Last week I introduced Psalm 91 by encouraging you from the first verse to spend quality time with God, forcing yourself, if necessary, to stay in His presence; that’s the caveat, the condition for the next verses.
I will say to the Lord, “My refuge and my fortress, my God, in whom I trust.” Psalms 91:2 ESV
The psalmist undoubtedly experienced God in his devotional time and, therefore, he could utter that declaration with confidence. Notice the possessive pronouns: my refuge, my fortress, my God; God has become personal and trustworthy to him.
The next four verses are promises you can count on in your times of trouble. Let’s reflect on how God reveals Himself; open your Bible:
* He promises to deliver and to rescue you from any deceptions of Satan (vs. 3). The ‘snare of the fowler’ is a picture of a bird-catcher who secretly traps his prey in a corner. Paul also uses that image in 2 Tim. 2:26; the devil tries to capture you with his lies but God will rescue you from that trap.

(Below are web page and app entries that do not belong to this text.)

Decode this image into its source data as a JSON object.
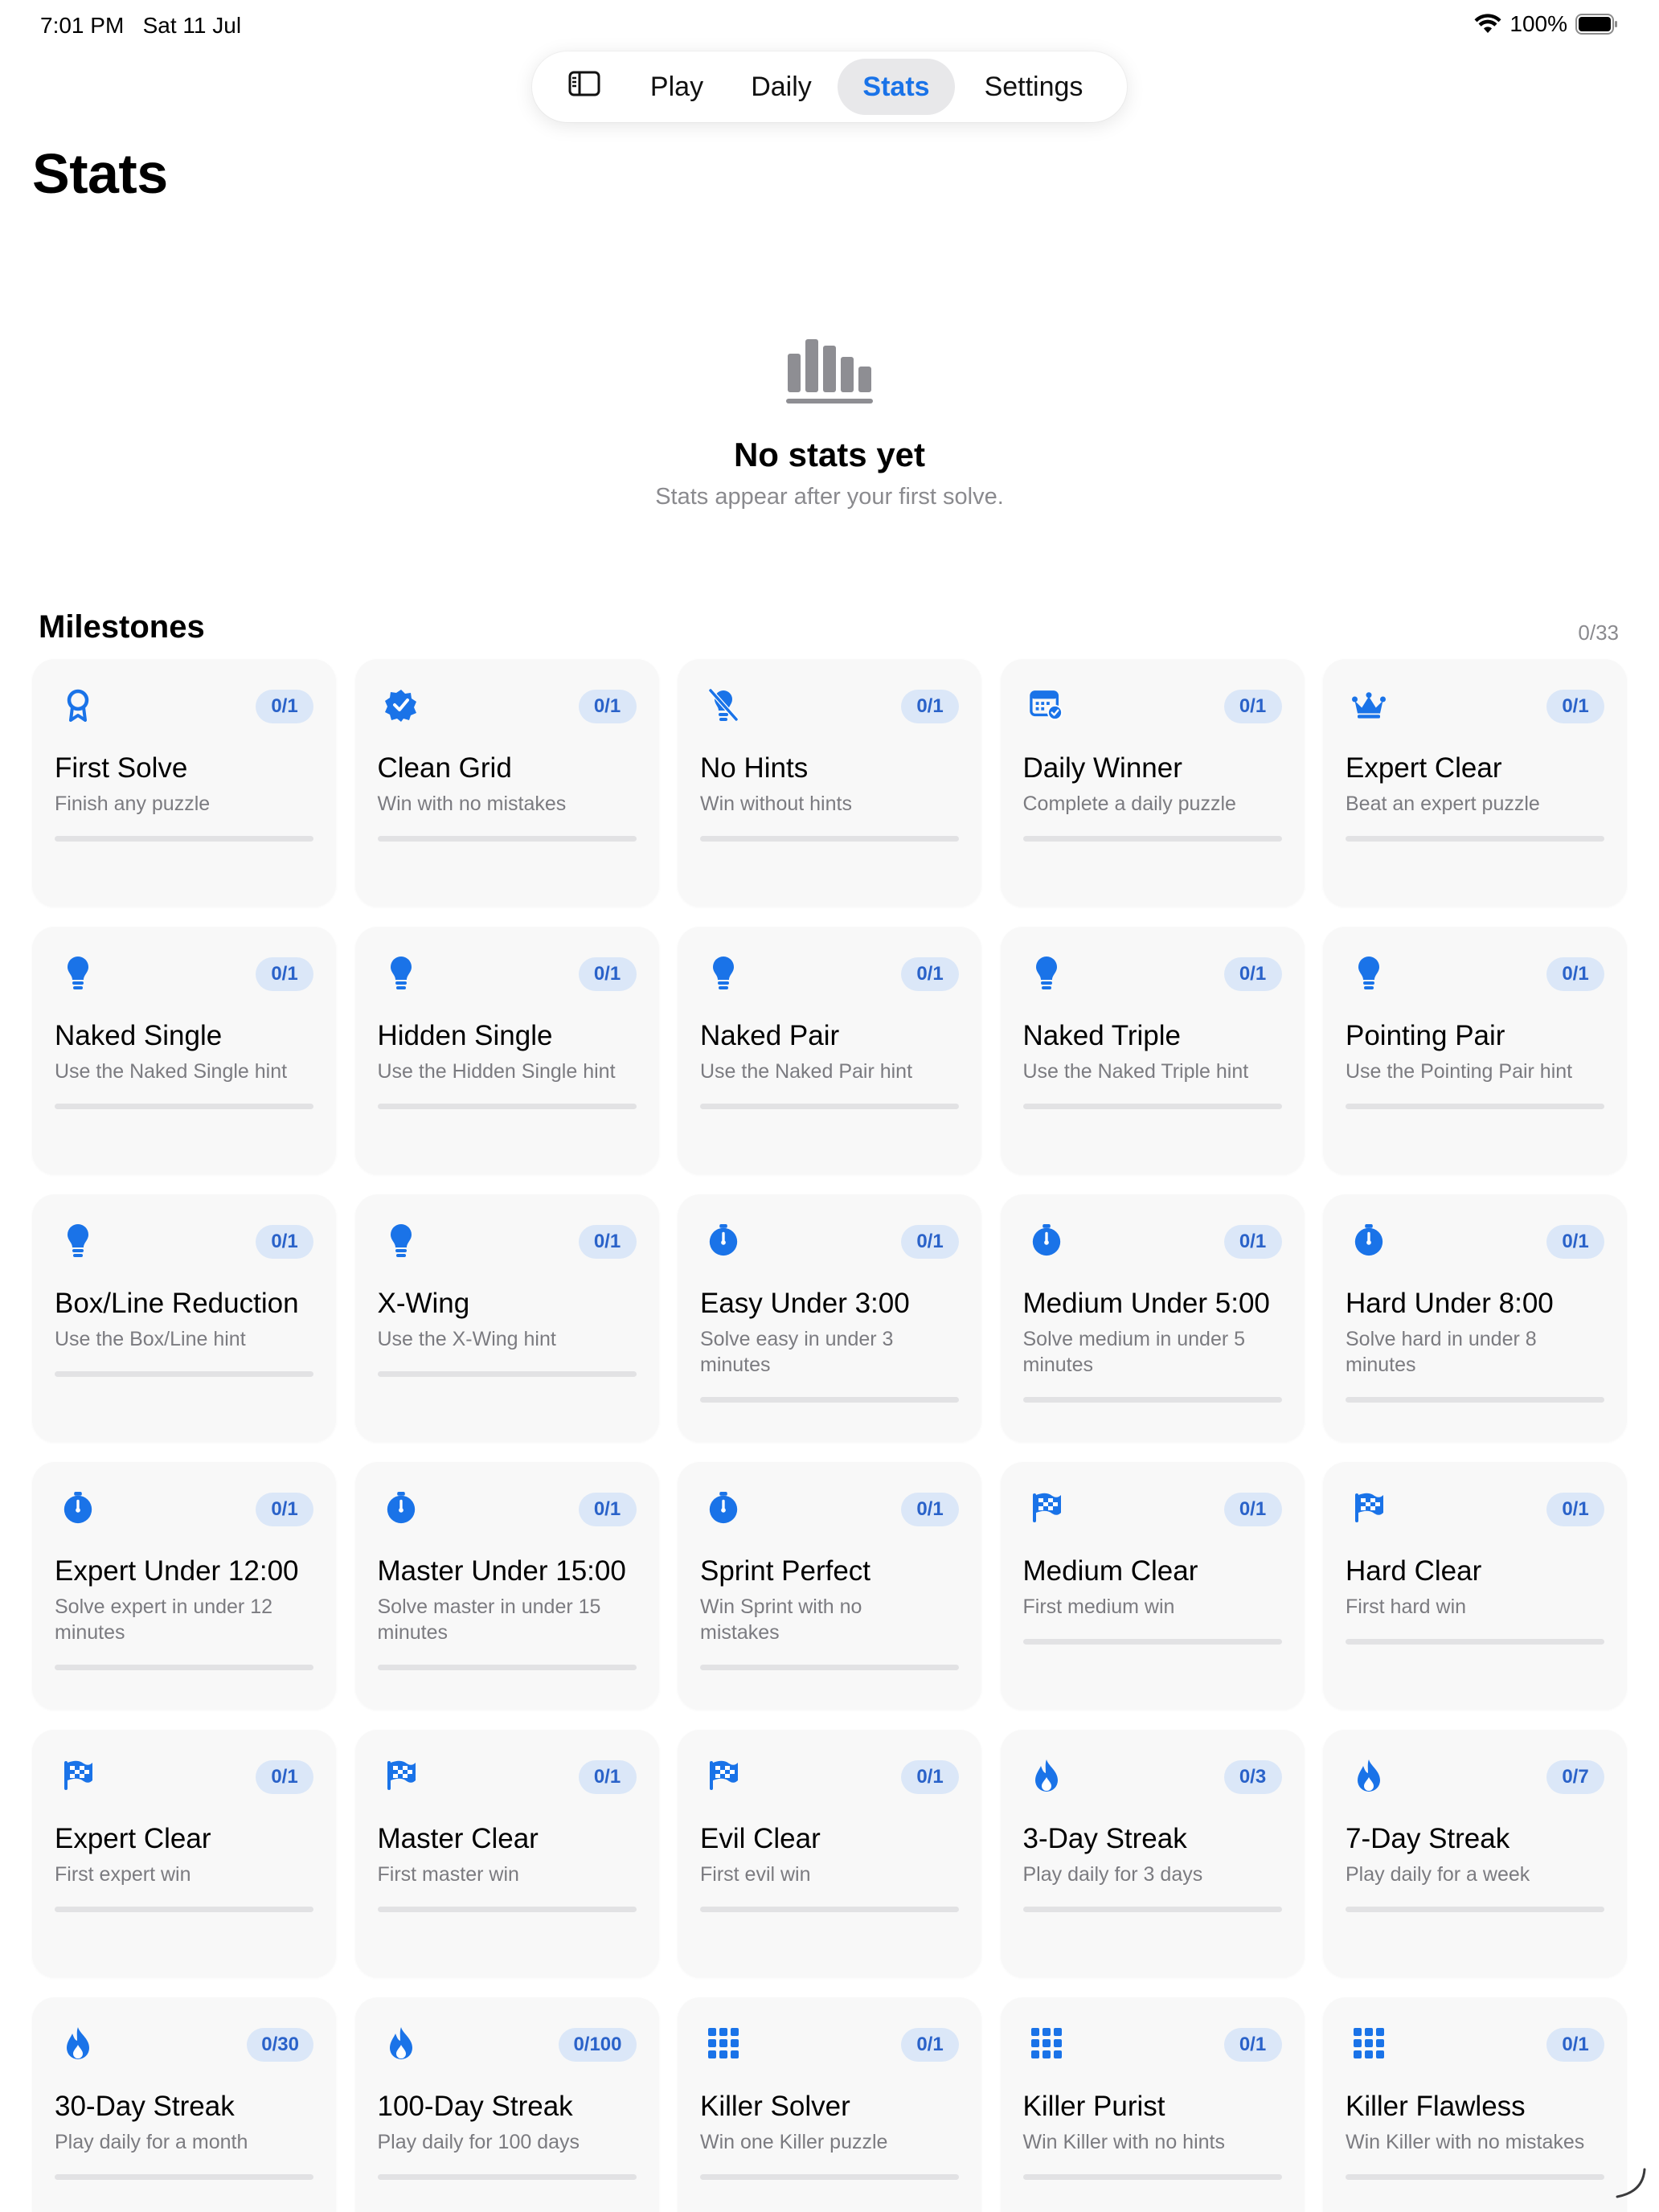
{
  "status_bar": {
    "time": "7:01 PM",
    "date": "Sat 11 Jul",
    "battery": "100%"
  },
  "nav": {
    "sidebar_icon": "sidebar-toggle-icon",
    "tabs": [
      {
        "label": "Play"
      },
      {
        "label": "Daily"
      },
      {
        "label": "Stats",
        "selected": true
      },
      {
        "label": "Settings"
      }
    ]
  },
  "page": {
    "title": "Stats"
  },
  "empty_state": {
    "icon": "bar-chart-icon",
    "title": "No stats yet",
    "subtitle": "Stats appear after your first solve."
  },
  "milestones": {
    "title": "Milestones",
    "count": "0/33",
    "accent": "#1a73e8",
    "items": [
      {
        "icon": "ribbon",
        "badge": "0/1",
        "title": "First Solve",
        "desc": "Finish any puzzle",
        "progress": 0
      },
      {
        "icon": "checkseal",
        "badge": "0/1",
        "title": "Clean Grid",
        "desc": "Win with no mistakes",
        "progress": 0
      },
      {
        "icon": "bulb-slash",
        "badge": "0/1",
        "title": "No Hints",
        "desc": "Win without hints",
        "progress": 0
      },
      {
        "icon": "calendar-check",
        "badge": "0/1",
        "title": "Daily Winner",
        "desc": "Complete a daily puzzle",
        "progress": 0
      },
      {
        "icon": "crown",
        "badge": "0/1",
        "title": "Expert Clear",
        "desc": "Beat an expert puzzle",
        "progress": 0
      },
      {
        "icon": "bulb",
        "badge": "0/1",
        "title": "Naked Single",
        "desc": "Use the Naked Single hint",
        "progress": 0
      },
      {
        "icon": "bulb",
        "badge": "0/1",
        "title": "Hidden Single",
        "desc": "Use the Hidden Single hint",
        "progress": 0
      },
      {
        "icon": "bulb",
        "badge": "0/1",
        "title": "Naked Pair",
        "desc": "Use the Naked Pair hint",
        "progress": 0
      },
      {
        "icon": "bulb",
        "badge": "0/1",
        "title": "Naked Triple",
        "desc": "Use the Naked Triple hint",
        "progress": 0
      },
      {
        "icon": "bulb",
        "badge": "0/1",
        "title": "Pointing Pair",
        "desc": "Use the Pointing Pair hint",
        "progress": 0
      },
      {
        "icon": "bulb",
        "badge": "0/1",
        "title": "Box/Line Reduction",
        "desc": "Use the Box/Line hint",
        "progress": 0
      },
      {
        "icon": "bulb",
        "badge": "0/1",
        "title": "X-Wing",
        "desc": "Use the X-Wing hint",
        "progress": 0
      },
      {
        "icon": "timer",
        "badge": "0/1",
        "title": "Easy Under 3:00",
        "desc": "Solve easy in under 3 minutes",
        "progress": 0
      },
      {
        "icon": "timer",
        "badge": "0/1",
        "title": "Medium Under 5:00",
        "desc": "Solve medium in under 5 minutes",
        "progress": 0
      },
      {
        "icon": "timer",
        "badge": "0/1",
        "title": "Hard Under 8:00",
        "desc": "Solve hard in under 8 minutes",
        "progress": 0
      },
      {
        "icon": "timer",
        "badge": "0/1",
        "title": "Expert Under 12:00",
        "desc": "Solve expert in under 12 minutes",
        "progress": 0
      },
      {
        "icon": "timer",
        "badge": "0/1",
        "title": "Master Under 15:00",
        "desc": "Solve master in under 15 minutes",
        "progress": 0
      },
      {
        "icon": "timer",
        "badge": "0/1",
        "title": "Sprint Perfect",
        "desc": "Win Sprint with no mistakes",
        "progress": 0
      },
      {
        "icon": "flag",
        "badge": "0/1",
        "title": "Medium Clear",
        "desc": "First medium win",
        "progress": 0
      },
      {
        "icon": "flag",
        "badge": "0/1",
        "title": "Hard Clear",
        "desc": "First hard win",
        "progress": 0
      },
      {
        "icon": "flag",
        "badge": "0/1",
        "title": "Expert Clear",
        "desc": "First expert win",
        "progress": 0
      },
      {
        "icon": "flag",
        "badge": "0/1",
        "title": "Master Clear",
        "desc": "First master win",
        "progress": 0
      },
      {
        "icon": "flag",
        "badge": "0/1",
        "title": "Evil Clear",
        "desc": "First evil win",
        "progress": 0
      },
      {
        "icon": "flame",
        "badge": "0/3",
        "title": "3-Day Streak",
        "desc": "Play daily for 3 days",
        "progress": 0
      },
      {
        "icon": "flame",
        "badge": "0/7",
        "title": "7-Day Streak",
        "desc": "Play daily for a week",
        "progress": 0
      },
      {
        "icon": "flame",
        "badge": "0/30",
        "title": "30-Day Streak",
        "desc": "Play daily for a month",
        "progress": 0
      },
      {
        "icon": "flame",
        "badge": "0/100",
        "title": "100-Day Streak",
        "desc": "Play daily for 100 days",
        "progress": 0
      },
      {
        "icon": "grid",
        "badge": "0/1",
        "title": "Killer Solver",
        "desc": "Win one Killer puzzle",
        "progress": 0
      },
      {
        "icon": "grid",
        "badge": "0/1",
        "title": "Killer Purist",
        "desc": "Win Killer with no hints",
        "progress": 0
      },
      {
        "icon": "grid",
        "badge": "0/1",
        "title": "Killer Flawless",
        "desc": "Win Killer with no mistakes",
        "progress": 0
      }
    ]
  }
}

* The ‘deadly pestilence’ included here comes from the root word for ‘word’. Yes, sickness and disease are deadly but words can also be devastating (Prov. 18:21), however, here’s the caveat again, He will rescue you … if you make time for Him.
* Another bird-metaphor is used in verse four but this time it’s God Who will cover with his pinions. These are the outer edges of the wings whose purpose is to restrain, bind, and hold you down. His promise is to draw you in and hold you tightly so you are safe … if you make time for Him.
* The Hebrew phrase ‘under His wings’ gives the picture of being cornered, hidden, and guarded. In contrast, when Satan corners you with destruction, God offers deliverance so you can boldly proclaim, “You are my refuge, my fortress, my God” … if you make time for Him.
* God offers to be a shield, guarding us and quenching the fiery darts of the enemy (Eph. 6:16), whether large or small (buckler), He stands guard … if, I think you know.
* The writer declares you can live with no fear (vs. 5), daytime or nighttime, from inside or outside when you dwell and abide in El Shaddai: the All-powerful God.
* Finally, verses 7 & 8 give a scenario of devastation and ruin happening all around you but the fear with which Satan wants to trap you will not even approach because you’ve been filled with God. He allows His chosen, you and me, to observe the punishment of the wicked but we only watch; Jesus took our punishment on the Cross.
The figurative language of Psalm 91 infuses us with encouragement and hope that no matter what’s happening in our life, the Most High God is there to guard and protect you. Whether you live in Syria, North Korea, or America, He will save, rescue, and deliver you. His name, Jesus, means just that.